While Hanoi, or Vietnam in general, may not be the most accommodating place for vegetarians, it does have its fair share of veg-friendly options. Take, for example, bun dau. Fried tofu served with rice noodles and a pungent fermented fish paste sauce on the side for dipping. Like a lot of dishes in this city, the best spots to try this dish are always on the side of a road. And it goes without saying, the busier the spot, the better it is.

Where to go: 31 Hang Khay Trang Tien, Hoan Kiem, Hanoi


For the meat lover:

Bun cha Huong Lien

No trip to Hanoi is complete without having bun cha. This Hanoi-specific dish consists of rice noodles (bun), grilled pork patties and pork belly floating in a broth flavored with fish sauce and sugar. Throw in a bunch of fresh herbs into the broth, dip your noodles in and fly off into porky heaven.

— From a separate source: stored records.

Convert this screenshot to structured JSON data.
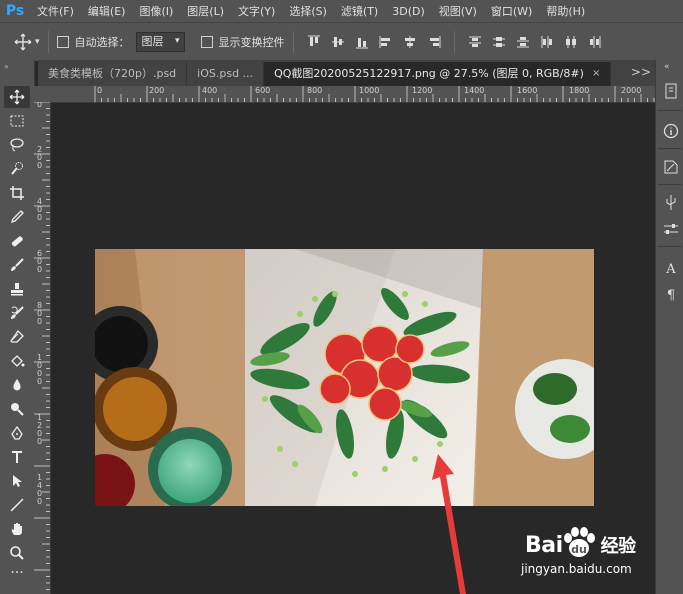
{
  "app": {
    "logo": "Ps"
  },
  "menu": [
    "文件(F)",
    "编辑(E)",
    "图像(I)",
    "图层(L)",
    "文字(Y)",
    "选择(S)",
    "滤镜(T)",
    "3D(D)",
    "视图(V)",
    "窗口(W)",
    "帮助(H)"
  ],
  "options": {
    "auto_select_label": "自动选择：",
    "auto_select_value": "图层",
    "show_transform_label": "显示变换控件"
  },
  "tabs": [
    {
      "label": "美食类模板（720p）.psd",
      "active": false
    },
    {
      "label": "iOS.psd ...",
      "active": false
    },
    {
      "label": "QQ截图20200525122917.png @ 27.5% (图层 0, RGB/8#)",
      "active": true
    }
  ],
  "tab_close": "×",
  "tab_overflow": ">>",
  "ruler": {
    "top_ticks": [
      "0",
      "200",
      "400",
      "600",
      "800",
      "1000",
      "1200",
      "1400",
      "1600",
      "1800",
      "2000"
    ],
    "left_ticks": [
      "0",
      "2\n0\n0",
      "4\n0\n0",
      "6\n0\n0",
      "8\n0\n0",
      "1\n0\n0\n0",
      "1\n2\n0\n0",
      "1\n4\n0\n0"
    ]
  },
  "tools": [
    "move-icon",
    "marquee-icon",
    "lasso-icon",
    "quick-select-icon",
    "crop-icon",
    "eyedropper-icon",
    "healing-icon",
    "brush-icon",
    "stamp-icon",
    "history-brush-icon",
    "eraser-icon",
    "paint-bucket-icon",
    "blur-icon",
    "dodge-icon",
    "pen-icon",
    "type-icon",
    "path-select-icon",
    "line-icon",
    "hand-icon",
    "zoom-icon",
    "more-icon"
  ],
  "watermark": {
    "brand": "Bai",
    "brand2": "经验",
    "url": "jingyan.baidu.com"
  },
  "colors": {
    "arrow": "#e83a3a",
    "ps_blue": "#31a8ff",
    "ui_gray": "#535353"
  }
}
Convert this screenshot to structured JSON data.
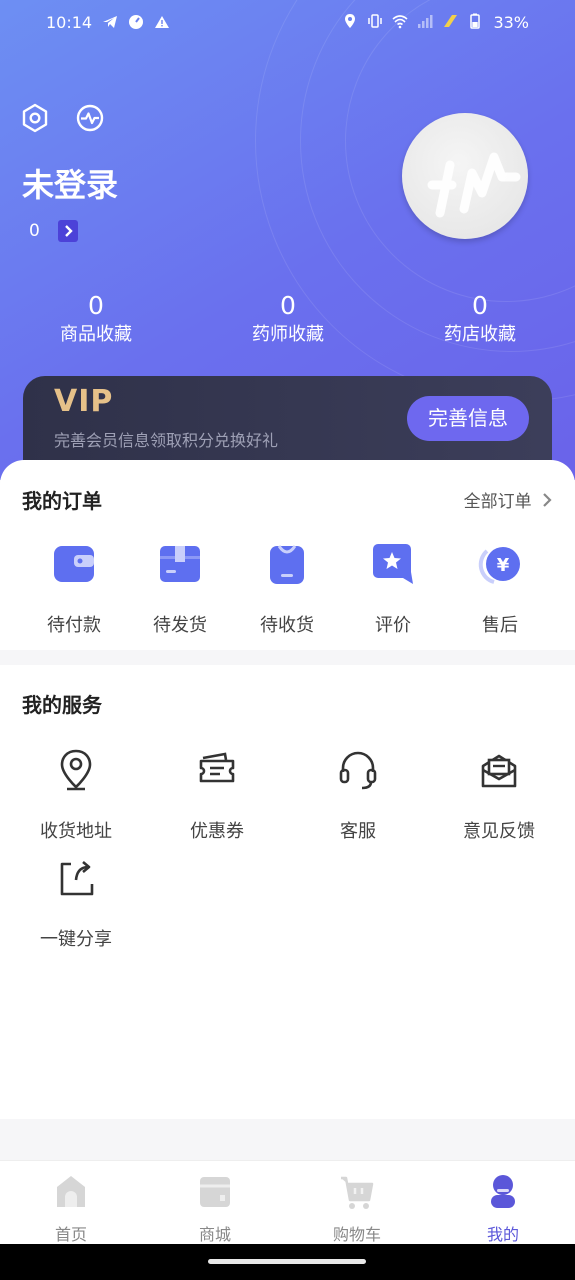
{
  "status_bar": {
    "time": "10:14",
    "battery": "33%",
    "left_icons": [
      "telegram-icon",
      "speed-icon",
      "alert-icon"
    ],
    "right_icons": [
      "location-icon",
      "vibrate-icon",
      "wifi-icon",
      "signal-icon",
      "charging-icon",
      "battery-icon"
    ]
  },
  "header": {
    "title": "未登录",
    "points": "0",
    "icons": [
      "settings-icon",
      "message-icon"
    ]
  },
  "stats": [
    {
      "value": "0",
      "label": "商品收藏"
    },
    {
      "value": "0",
      "label": "药师收藏"
    },
    {
      "value": "0",
      "label": "药店收藏"
    }
  ],
  "vip": {
    "title": "VIP",
    "subtitle": "完善会员信息领取积分兑换好礼",
    "button": "完善信息"
  },
  "orders": {
    "title": "我的订单",
    "all_link": "全部订单",
    "items": [
      {
        "label": "待付款",
        "icon": "wallet-icon"
      },
      {
        "label": "待发货",
        "icon": "box-icon"
      },
      {
        "label": "待收货",
        "icon": "bag-icon"
      },
      {
        "label": "评价",
        "icon": "review-icon"
      },
      {
        "label": "售后",
        "icon": "after-sales-icon"
      }
    ]
  },
  "services": {
    "title": "我的服务",
    "items": [
      {
        "label": "收货地址",
        "icon": "location-pin-icon"
      },
      {
        "label": "优惠券",
        "icon": "coupon-icon"
      },
      {
        "label": "客服",
        "icon": "headset-icon"
      },
      {
        "label": "意见反馈",
        "icon": "feedback-mail-icon"
      },
      {
        "label": "一键分享",
        "icon": "share-icon"
      }
    ]
  },
  "tabbar": {
    "items": [
      {
        "label": "首页",
        "icon": "home-icon"
      },
      {
        "label": "商城",
        "icon": "shop-icon"
      },
      {
        "label": "购物车",
        "icon": "cart-icon"
      },
      {
        "label": "我的",
        "icon": "profile-icon"
      }
    ],
    "active_color": "#5b57d9"
  },
  "colors": {
    "accent": "#6e68ef",
    "order_icon": "#5e6ff0",
    "vip_gold": "#e6c189"
  }
}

Continue reading below ↓

Where to go: 24 Le Van Huu, Pham Dinh Ho, Hai Ba Trung, Hanoi

For the traditionalist:

Pho 10, Pho Suong


There’s nothing quite like a steaming bowl of pho bo (beef pho) after a night of heavy drinking. It’s downright restorative, especially when eaten first thing in the morning, which is the norm in Vietnam. Word to the wise: order the pho tai chin to get a mix of rare and well-done beef.

Where to go: 10 Ly Quoc Su, Hang Trong, Hoan Kiem, Hanoi

For the fish lover

Cha ca


Just like bun cha, cha ca is a uniquely Hanoian dish. Fillets of white fish (usually catfish) are marinated in turmeric, dill, and ginger, then sautéed in a pan right in front of you, with a mix of dill and green onion. Dip it in some fermented fish sauce, paired with rice noodles and a bottle of Bia Hanoi, and you’ve got yourself a delicious meal.

Continue reading below ↓

Where to go: 14 Cha Ca, Hang Dao, Hoan Kiem, Hanoi

For pancakes, Viet-style:

Banh xeo

Just like in the Philippines, where the best meals are often the ones you eat with your hands, Hanoi is no exception. Banh xeo is insanely addictive. A crispy rice flour pancake stuffed with pork, shrimp and bean sprouts, the beauty of this dish is in its assembly. First you take a sheet of rice paper, stack some of the pancake and a few herbs, roll it up, dip it into the sweet and salty nuoc cham, and cram the entire thing in your mouth for a flavor explosion unlike any other. Rinse and repeat.  

Where to go: 26 Tran Hung Dao, Phan Chu Trinh, Hoan Kiem, Hanoi

For your coffee break:

Cong Caphe – yogurt coffee or coconut coffee

Coffee is serious business in Vietnam. In fact, it’s the second largest global exporter of coffee, outranked only by Brazil. If you can’t live without your caffeine fix in the morning, caphe sua da (iced coffee) is the preferred choice. For something a little different, try Cong Caphe’s coconut coffee or yogurt coffee. Both of which are tasty options that’ll change the way you look at coffee forever.

Continue reading below ↓

Where to go: All over Hanoi

Most Popular
Latest Stories
Most Popular